Universitas publishes books that consider various aspects of culture such as the construction of identity, the cultural or geographic Other, race and ethnicity, gender and sexual orientation and the way in which they inform both past and present cultural products and their interaction with consumers. We welcome books and collections of essays that use such approaches as the study of social representations and discourse analysis to (re)interpret cultural encounters between societies.
Common Sense in the Second Amendment: Eighteenth-Century English and the U.S. Bill of Rights
The wording of the first and second amendments was shaped by the period when the Bill of Rights was created by the authors and ratified by the states and was shaped by previous centuries of English usage and etymology. The language of 1789 should be an important element in ongoing discussion of gun control policies, a crucial issue for the people and our courts. Read more . . .
Racism and Discrimination in the Sporting World
Ed. Eileen M. Angelini

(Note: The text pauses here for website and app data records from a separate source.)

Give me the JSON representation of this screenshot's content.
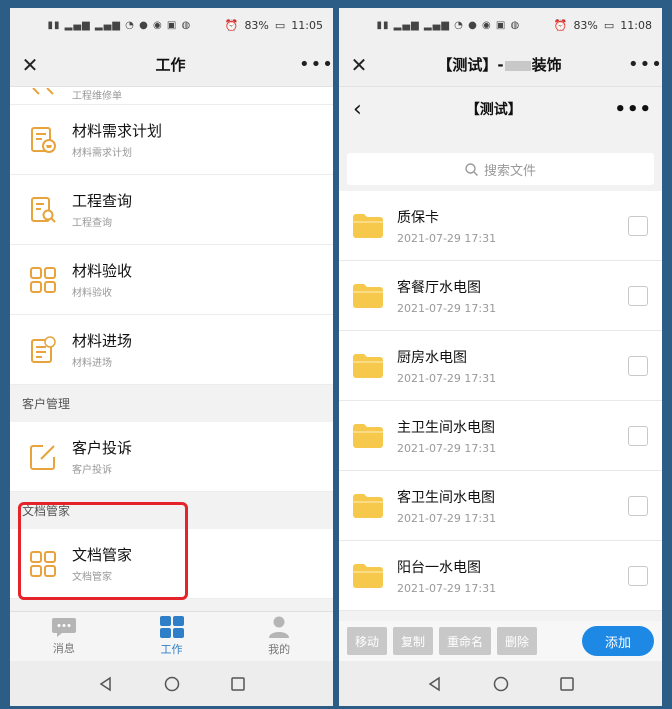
{
  "left": {
    "status_time": "11:05",
    "status_battery": "83%",
    "title": "工作",
    "partial_item_sub": "工程维修单",
    "items_a": [
      {
        "title": "材料需求计划",
        "sub": "材料需求计划",
        "icon": "material-plan-icon"
      },
      {
        "title": "工程查询",
        "sub": "工程查询",
        "icon": "project-query-icon"
      },
      {
        "title": "材料验收",
        "sub": "材料验收",
        "icon": "grid-icon"
      },
      {
        "title": "材料进场",
        "sub": "材料进场",
        "icon": "material-entry-icon"
      }
    ],
    "section_customer": "客户管理",
    "customer_item": {
      "title": "客户投诉",
      "sub": "客户投诉",
      "icon": "edit-icon"
    },
    "section_docs": "文档管家",
    "docs_item": {
      "title": "文档管家",
      "sub": "文档管家",
      "icon": "grid-icon"
    },
    "tabs": [
      {
        "label": "消息",
        "icon": "message-icon"
      },
      {
        "label": "工作",
        "icon": "work-grid-icon"
      },
      {
        "label": "我的",
        "icon": "user-icon"
      }
    ],
    "accent": "#e8a33c",
    "highlight": "#e5232a"
  },
  "right": {
    "status_time": "11:08",
    "status_battery": "83%",
    "title": "【测试】-",
    "title_suffix": "装饰",
    "page_title": "【测试】",
    "search_placeholder": "搜索文件",
    "files": [
      {
        "name": "质保卡",
        "date": "2021-07-29 17:31"
      },
      {
        "name": "客餐厅水电图",
        "date": "2021-07-29 17:31"
      },
      {
        "name": "厨房水电图",
        "date": "2021-07-29 17:31"
      },
      {
        "name": "主卫生间水电图",
        "date": "2021-07-29 17:31"
      },
      {
        "name": "客卫生间水电图",
        "date": "2021-07-29 17:31"
      },
      {
        "name": "阳台一水电图",
        "date": "2021-07-29 17:31"
      }
    ],
    "actions": {
      "move": "移动",
      "copy": "复制",
      "rename": "重命名",
      "delete": "删除",
      "add": "添加"
    },
    "folder_color": "#f6c94c",
    "add_color": "#1e88e5"
  }
}
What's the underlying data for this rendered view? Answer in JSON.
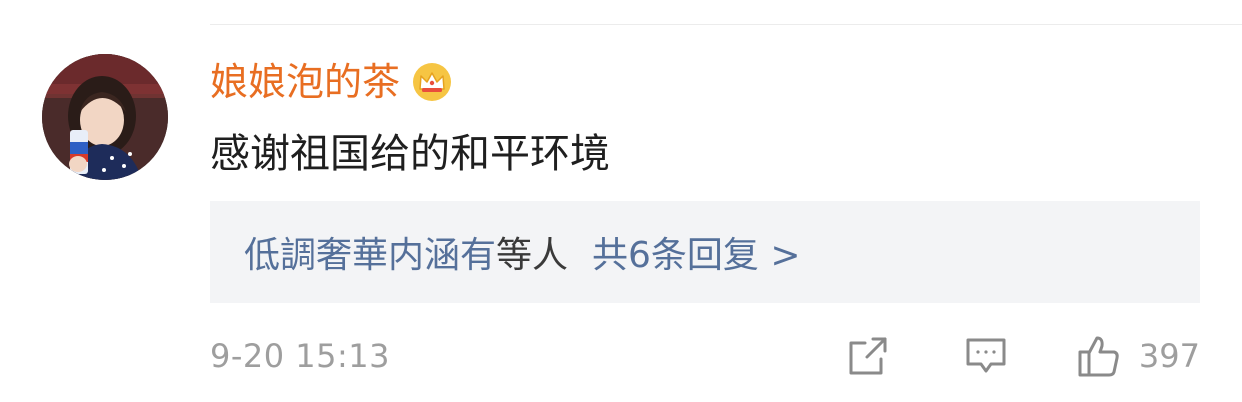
{
  "comment": {
    "username": "娘娘泡的茶",
    "user_badge_icon": "crown-icon",
    "text": "感谢祖国给的和平环境",
    "replies": {
      "participants": "低調奢華内涵有",
      "suffix": "等人",
      "summary": "共6条回复 >"
    },
    "timestamp": "9-20 15:13",
    "actions": {
      "share_icon": "share-icon",
      "comment_icon": "comment-icon",
      "like_icon": "thumbs-up-icon",
      "like_count": "397"
    }
  },
  "colors": {
    "username": "#e86e22",
    "link": "#55709a",
    "reply_bg": "#f3f4f6",
    "muted": "#9e9e9e"
  }
}
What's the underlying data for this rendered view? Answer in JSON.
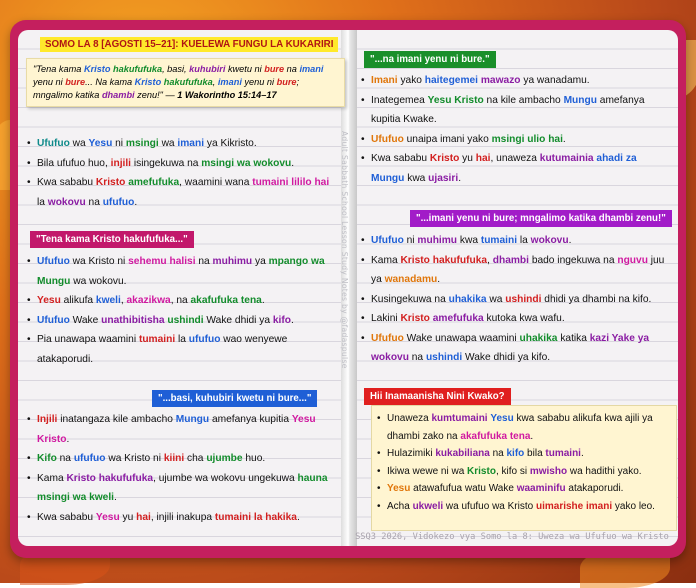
{
  "left": {
    "header": "SOMO LA 8 [AGOSTI 15–21]: KUELEWA FUNGU LA KUKARIRI",
    "quote": {
      "segments": [
        "\"Tena kama ",
        "Kristo",
        " ",
        "hakufufuka",
        ", basi, ",
        "kuhubiri",
        " kwetu ni ",
        "bure",
        " na ",
        "imani",
        " yenu ni ",
        "bure",
        "... Na kama ",
        "Kristo",
        " ",
        "hakufufuka",
        ", ",
        "imani",
        " yenu ni ",
        "bure",
        "; mngalimo katika ",
        "dhambi",
        " zenu!\" — ",
        "1 Wakorintho 15:14–17"
      ]
    },
    "bullets1": [
      [
        "Ufufuo",
        " wa ",
        "Yesu",
        " ni ",
        "msingi",
        " wa ",
        "imani",
        " ya Kikristo."
      ],
      [
        "Bila ufufuo huo, ",
        "injili",
        " isingekuwa na ",
        "msingi wa wokovu",
        "."
      ],
      [
        "Kwa sababu ",
        "Kristo",
        " ",
        "amefufuka",
        ", waamini wana ",
        "tumaini lililo hai",
        " la ",
        "wokovu",
        " na ",
        "ufufuo",
        "."
      ]
    ],
    "sticker1": "\"Tena kama Kristo hakufufuka...\"",
    "bullets2": [
      [
        "Ufufuo",
        " wa Kristo ni ",
        "sehemu halisi",
        " na ",
        "muhimu",
        " ya ",
        "mpango wa Mungu",
        " wa wokovu."
      ],
      [
        "Yesu",
        " alikufa ",
        "kweli",
        ", ",
        "akazikwa",
        ", na ",
        "akafufuka tena",
        "."
      ],
      [
        "Ufufuo",
        " Wake ",
        "unathibitisha",
        " ",
        "ushindi",
        " Wake dhidi ya ",
        "kifo",
        "."
      ],
      [
        "Pia unawapa waamini ",
        "tumaini",
        " la ",
        "ufufuo",
        " wao wenyewe atakaporudi."
      ]
    ],
    "sticker2": "\"...basi, kuhubiri kwetu ni bure...\"",
    "bullets3": [
      [
        "Injili",
        " inatangaza kile ambacho ",
        "Mungu",
        " amefanya kupitia ",
        "Yesu Kristo",
        "."
      ],
      [
        "Kifo",
        " na ",
        "ufufuo",
        " wa Kristo ni ",
        "kiini",
        " cha ",
        "ujumbe",
        " huo."
      ],
      [
        "Kama ",
        "Kristo",
        " ",
        "hakufufuka",
        ", ujumbe wa wokovu ungekuwa ",
        "hauna msingi wa kweli",
        "."
      ],
      [
        "Kwa sababu ",
        "Yesu",
        " yu ",
        "hai",
        ", injili inakupa ",
        "tumaini la hakika",
        "."
      ]
    ]
  },
  "right": {
    "sticker1": "\"...na imani yenu ni bure.\"",
    "bullets1": [
      [
        "Imani",
        " yako ",
        "haitegemei",
        " ",
        "mawazo",
        " ya wanadamu."
      ],
      [
        "Inategemea ",
        "Yesu Kristo",
        " na kile ambacho ",
        "Mungu",
        " amefanya kupitia Kwake."
      ],
      [
        "Ufufuo",
        " unaipa imani yako ",
        "msingi ulio hai",
        "."
      ],
      [
        "Kwa sababu ",
        "Kristo",
        " yu ",
        "hai",
        ", unaweza ",
        "kutumainia",
        " ",
        "ahadi za Mungu",
        " kwa ",
        "ujasiri",
        "."
      ]
    ],
    "sticker2": "\"...imani yenu ni bure; mngalimo katika dhambi zenu!\"",
    "bullets2": [
      [
        "Ufufuo",
        " ni ",
        "muhimu",
        " kwa ",
        "tumaini",
        " la ",
        "wokovu",
        "."
      ],
      [
        "Kama ",
        "Kristo",
        " ",
        "hakufufuka",
        ", ",
        "dhambi",
        " bado ingekuwa na ",
        "nguvu",
        " juu ya ",
        "wanadamu",
        "."
      ],
      [
        "Kusingekuwa na ",
        "uhakika",
        " wa ",
        "ushindi",
        " dhidi ya dhambi na kifo."
      ],
      [
        "Lakini ",
        "Kristo",
        " ",
        "amefufuka",
        " kutoka kwa wafu."
      ],
      [
        "Ufufuo",
        " Wake unawapa waamini ",
        "uhakika",
        " katika ",
        "kazi Yake ya wokovu",
        " na ",
        "ushindi",
        " Wake dhidi ya kifo."
      ]
    ],
    "sticker3": "Hii Inamaanisha Nini Kwako?",
    "bullets3": [
      [
        "Unaweza ",
        "kumtumaini",
        " ",
        "Yesu",
        " kwa sababu alikufa kwa ajili ya dhambi zako na ",
        "akafufuka tena",
        "."
      ],
      [
        "Hulazimiki ",
        "kukabiliana",
        " na ",
        "kifo",
        " bila ",
        "tumaini",
        "."
      ],
      [
        "Ikiwa wewe ni wa ",
        "Kristo",
        ", kifo si ",
        "mwisho",
        " wa hadithi yako."
      ],
      [
        "Yesu",
        " atawafufua watu Wake ",
        "waaminifu",
        " atakaporudi."
      ],
      [
        "Acha ",
        "ukweli",
        " wa ufufuo wa Kristo ",
        "uimarishe",
        " ",
        "imani",
        " yako leo."
      ]
    ],
    "footer": "SSQ3 2026, Vidokezo vya Somo la 8: Uweza wa Ufufuo wa Kristo"
  },
  "watermark": "Adult Sabbath School Lesson Study Notes by @fadaspulse",
  "colors": {
    "green": "#138c2c",
    "red": "#d22020",
    "blue": "#1f5fd6",
    "purple": "#8a1da3",
    "magenta": "#d01aa0",
    "orange": "#e0760a",
    "book": "#c41f5e"
  }
}
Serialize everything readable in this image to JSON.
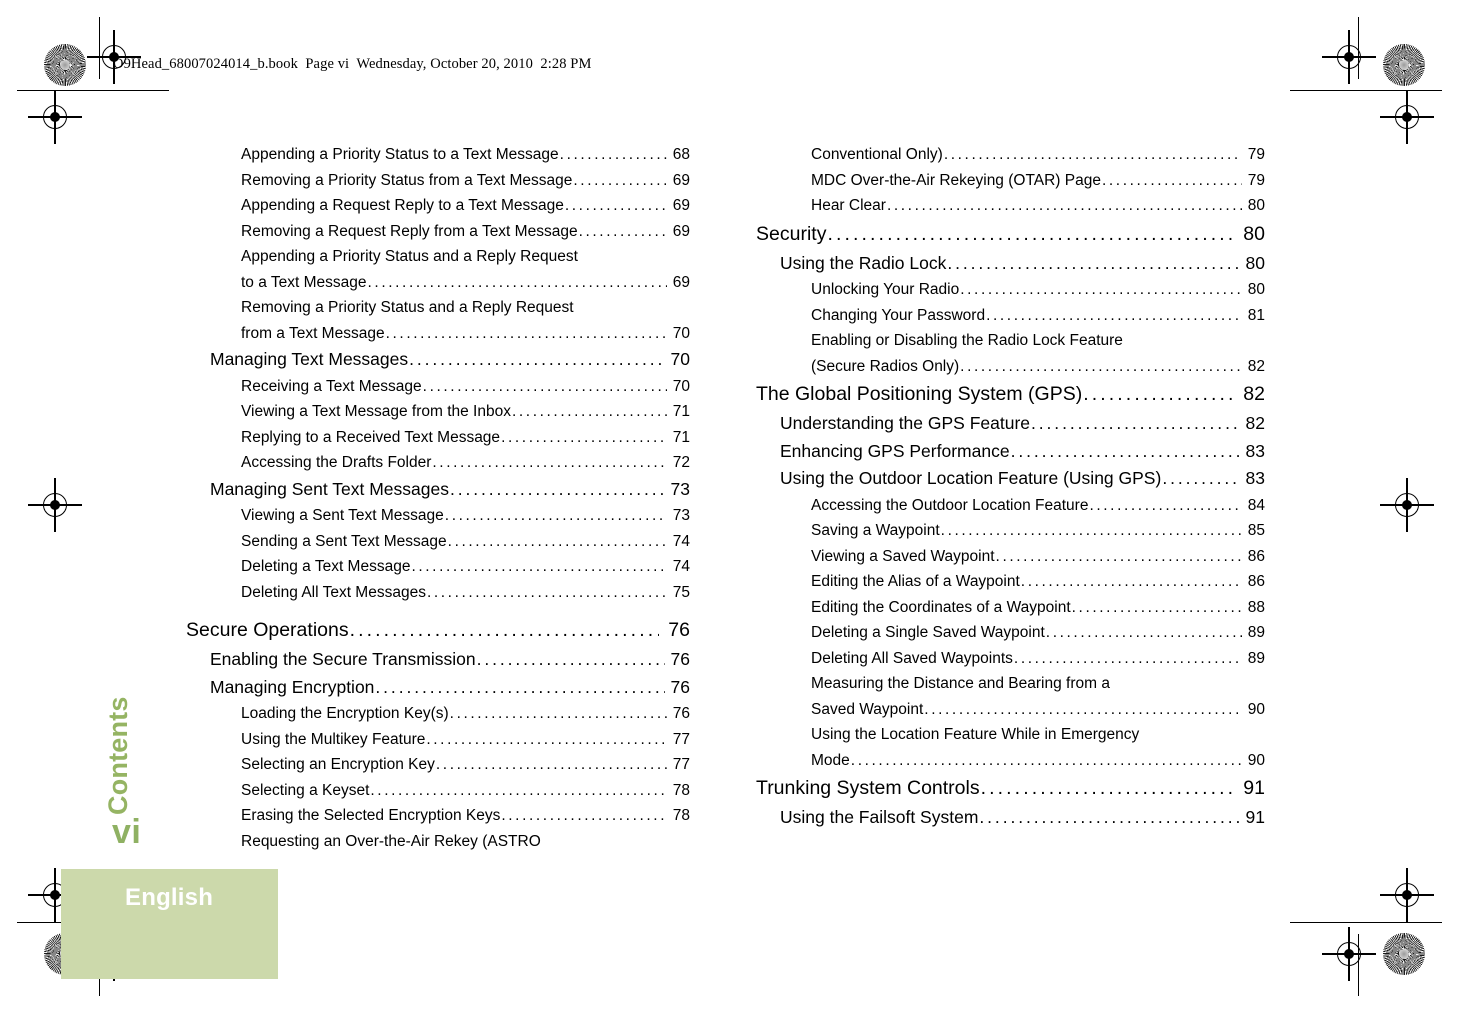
{
  "page": {
    "slug": "O9Head_68007024014_b.book  Page vi  Wednesday, October 20, 2010  2:28 PM",
    "folio": "vi",
    "chapter_label": "Contents",
    "language_tab": "English",
    "colors": {
      "tab_background": "#ccd9ab",
      "tab_text": "#ffffff",
      "chapter_text": "#95b463",
      "folio_text": "#8fb163",
      "body_text": "#000000"
    }
  },
  "toc": {
    "left_column": [
      {
        "level": 3,
        "label": "Appending a Priority Status to a Text Message",
        "page": "68"
      },
      {
        "level": 3,
        "label": "Removing a Priority Status from a Text Message",
        "page": "69"
      },
      {
        "level": 3,
        "label": "Appending a Request Reply to a Text Message",
        "page": "69"
      },
      {
        "level": 3,
        "label": "Removing a Request Reply from a Text Message",
        "page": "69"
      },
      {
        "level": 3,
        "label": "Appending a Priority Status and a Reply Request",
        "page": "",
        "continues": true
      },
      {
        "level": 3,
        "label": "to a Text Message",
        "page": "69"
      },
      {
        "level": 3,
        "label": "Removing a Priority Status and a Reply Request",
        "page": "",
        "continues": true
      },
      {
        "level": 3,
        "label": "from a Text Message",
        "page": "70"
      },
      {
        "level": 2,
        "label": "Managing Text Messages",
        "page": "70"
      },
      {
        "level": 3,
        "label": "Receiving a Text Message",
        "page": "70"
      },
      {
        "level": 3,
        "label": "Viewing a Text Message from the Inbox",
        "page": "71"
      },
      {
        "level": 3,
        "label": "Replying to a Received Text Message",
        "page": "71"
      },
      {
        "level": 3,
        "label": "Accessing the Drafts Folder",
        "page": "72"
      },
      {
        "level": 2,
        "label": "Managing Sent Text Messages",
        "page": "73"
      },
      {
        "level": 3,
        "label": "Viewing a Sent Text Message",
        "page": "73"
      },
      {
        "level": 3,
        "label": "Sending a Sent Text Message",
        "page": "74"
      },
      {
        "level": 3,
        "label": "Deleting a Text Message",
        "page": "74"
      },
      {
        "level": 3,
        "label": "Deleting All Text Messages",
        "page": "75"
      },
      {
        "level": 1,
        "label": "Secure Operations",
        "page": "76",
        "gap_before": true
      },
      {
        "level": 2,
        "label": "Enabling the Secure Transmission",
        "page": "76"
      },
      {
        "level": 2,
        "label": "Managing Encryption",
        "page": "76"
      },
      {
        "level": 3,
        "label": "Loading the Encryption Key(s)",
        "page": "76"
      },
      {
        "level": 3,
        "label": "Using the Multikey Feature",
        "page": "77"
      },
      {
        "level": 3,
        "label": "Selecting an Encryption Key",
        "page": "77"
      },
      {
        "level": 3,
        "label": "Selecting a Keyset",
        "page": "78"
      },
      {
        "level": 3,
        "label": "Erasing the Selected Encryption Keys",
        "page": "78"
      },
      {
        "level": 3,
        "label": "Requesting an Over-the-Air Rekey (ASTRO",
        "page": "",
        "continues": true
      }
    ],
    "right_column": [
      {
        "level": 3,
        "label": "Conventional Only)",
        "page": "79"
      },
      {
        "level": 3,
        "label": "MDC Over-the-Air Rekeying (OTAR) Page",
        "page": "79"
      },
      {
        "level": 3,
        "label": "Hear Clear",
        "page": "80"
      },
      {
        "level": 1,
        "label": "Security",
        "page": "80"
      },
      {
        "level": 2,
        "label": "Using the Radio Lock",
        "page": "80"
      },
      {
        "level": 3,
        "label": "Unlocking Your Radio",
        "page": "80"
      },
      {
        "level": 3,
        "label": "Changing Your Password",
        "page": "81"
      },
      {
        "level": 3,
        "label": "Enabling or Disabling the Radio Lock Feature",
        "page": "",
        "continues": true
      },
      {
        "level": 3,
        "label": "(Secure Radios Only)",
        "page": "82"
      },
      {
        "level": 1,
        "label": "The Global Positioning System (GPS)",
        "page": "82"
      },
      {
        "level": 2,
        "label": "Understanding the GPS Feature",
        "page": "82"
      },
      {
        "level": 2,
        "label": "Enhancing GPS Performance",
        "page": "83"
      },
      {
        "level": 2,
        "label": "Using the Outdoor Location Feature (Using GPS)",
        "page": "83"
      },
      {
        "level": 3,
        "label": "Accessing the Outdoor Location Feature",
        "page": "84"
      },
      {
        "level": 3,
        "label": "Saving a Waypoint",
        "page": "85"
      },
      {
        "level": 3,
        "label": "Viewing a Saved Waypoint",
        "page": "86"
      },
      {
        "level": 3,
        "label": "Editing the Alias of a Waypoint",
        "page": "86"
      },
      {
        "level": 3,
        "label": "Editing the Coordinates of a Waypoint",
        "page": "88"
      },
      {
        "level": 3,
        "label": "Deleting a Single Saved Waypoint",
        "page": "89"
      },
      {
        "level": 3,
        "label": "Deleting All Saved Waypoints",
        "page": "89"
      },
      {
        "level": 3,
        "label": "Measuring the Distance and Bearing from a",
        "page": "",
        "continues": true
      },
      {
        "level": 3,
        "label": "Saved Waypoint",
        "page": "90"
      },
      {
        "level": 3,
        "label": "Using the Location Feature While in Emergency",
        "page": "",
        "continues": true
      },
      {
        "level": 3,
        "label": "Mode",
        "page": "90"
      },
      {
        "level": 1,
        "label": "Trunking System Controls",
        "page": "91"
      },
      {
        "level": 2,
        "label": "Using the Failsoft System",
        "page": "91"
      }
    ]
  }
}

In today’s day and age of social media in a global economy where individuals come into contact with one another at a rapid pace, we all must work harder to understand and respect one another’s point of view that may be directly influenced by an individual’s native language, culture, and history. The sporting world is one such realm in which racism and discrimination take place that is often based in differences.
Dracula Invades England: The Text, the Context, and the Reader
Bram Stoker’s Dracula,a Count and a vampire in nineteenth-century Transylvania, is also an immortal fifteenth-century Romanian ruler. He has posed as his own offspring over many generations and is ready to invade England and create a loyal army of the undead. In real life, the historical Dracula invaded England twice through his Transylvanian offspring, the Tecks, who married into the British Royal family in 1866 and 1892. Bram Stoker was there to report it: he knew Dracula’s descendants personally and, in his 1897 novel, he told the story of the corruption of English blood by foreign invaders from remote Transylvania.
Dracula Invades England
Gothic is a culture of alterity: it explores the Other and it posits itself as an Other. It found its roots in the concerted efforts of eighteenth-century authors who longed for the simple and exciting plotlines of medieval romances. At the same time, they were careful to populate other countries and/or other eras with ghosts, vampires, and monstrous villains. More recently, Gothic studies have flourished alongside a plethora of Gothic fiction, movies, and TV shows. These new works employ the genre’s conventional themes and cast of characters, while adding new features for new audiences.